The city attorney's assertion comes in response to a lawsuit Brown filed in June alleging that officers targeting him because he is black and that their use of force was unwarranted. Police Chief Alfonso Morales apologized to Brown and in May announced that 11 of the officers involved in the rookie guard's arrest were disciplined or retrained.
But city attorney Grant Langley said in a court filing in federal court Friday night that Brown was at least partially to blame for what happened on Jan. 26 during his encounter with police outside a Walgreens at around 2 a.m.
"The injuries and damages sustained by the plaintiff, if any, were caused in whole or in part by their own acts or omissions," the court filing reads.
The Journal Sentinel reported that Milwaukee Mayor Tom Barrett was surprised by the city attorney's response, saying Saturday that he wasn't briefed on it before it was filed.
"I think it's counterproductive for anybody to turn up the heat with rhetoric like this," Barrett said. "I'm trying to bring respect throughout the entire community, and I'm going to continue to do that."
The Milwaukee Police Department did not respond to a request for an interview with the chief, the newspaper reported. Brown's attorney, Mark Thomsen, said he wouldn't comment until Monday.
Brown had been talking with officers while waiting for a citation for illegally parking in a disabled spot outside the Walgreens when officers took him down because he didn't immediately remove his hands from his pockets as ordered.

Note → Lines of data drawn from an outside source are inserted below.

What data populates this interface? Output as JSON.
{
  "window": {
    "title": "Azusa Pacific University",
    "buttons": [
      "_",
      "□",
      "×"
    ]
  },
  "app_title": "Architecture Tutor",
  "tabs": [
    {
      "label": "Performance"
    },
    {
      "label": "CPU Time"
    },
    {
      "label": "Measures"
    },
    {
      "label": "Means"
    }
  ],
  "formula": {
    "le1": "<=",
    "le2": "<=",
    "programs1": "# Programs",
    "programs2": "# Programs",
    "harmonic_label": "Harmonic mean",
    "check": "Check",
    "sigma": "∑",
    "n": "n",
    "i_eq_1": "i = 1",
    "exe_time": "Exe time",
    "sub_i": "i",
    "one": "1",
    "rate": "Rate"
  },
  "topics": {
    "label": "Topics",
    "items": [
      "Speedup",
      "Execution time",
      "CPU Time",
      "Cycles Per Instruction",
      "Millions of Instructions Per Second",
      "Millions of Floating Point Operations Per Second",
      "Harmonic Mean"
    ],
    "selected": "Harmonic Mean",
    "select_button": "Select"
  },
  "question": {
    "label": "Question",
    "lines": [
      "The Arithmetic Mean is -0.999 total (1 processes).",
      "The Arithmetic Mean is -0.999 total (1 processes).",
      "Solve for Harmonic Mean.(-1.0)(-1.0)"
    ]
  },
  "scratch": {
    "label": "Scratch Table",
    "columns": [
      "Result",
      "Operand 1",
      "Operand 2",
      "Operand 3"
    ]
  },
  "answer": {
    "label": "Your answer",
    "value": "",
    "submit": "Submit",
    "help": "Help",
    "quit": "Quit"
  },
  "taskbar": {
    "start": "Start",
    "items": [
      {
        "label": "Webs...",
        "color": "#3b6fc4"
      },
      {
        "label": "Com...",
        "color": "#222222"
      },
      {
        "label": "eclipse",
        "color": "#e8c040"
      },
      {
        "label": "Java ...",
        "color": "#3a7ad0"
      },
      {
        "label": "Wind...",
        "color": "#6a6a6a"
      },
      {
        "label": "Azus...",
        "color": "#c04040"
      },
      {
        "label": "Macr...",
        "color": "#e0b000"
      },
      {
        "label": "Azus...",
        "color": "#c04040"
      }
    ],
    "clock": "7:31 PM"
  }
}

Brown had been cooperative with officers and never appeared to threaten police before or during his arrest, according to police body-camera videos . He was never charged for the parking violation.
Updated August 26, 2018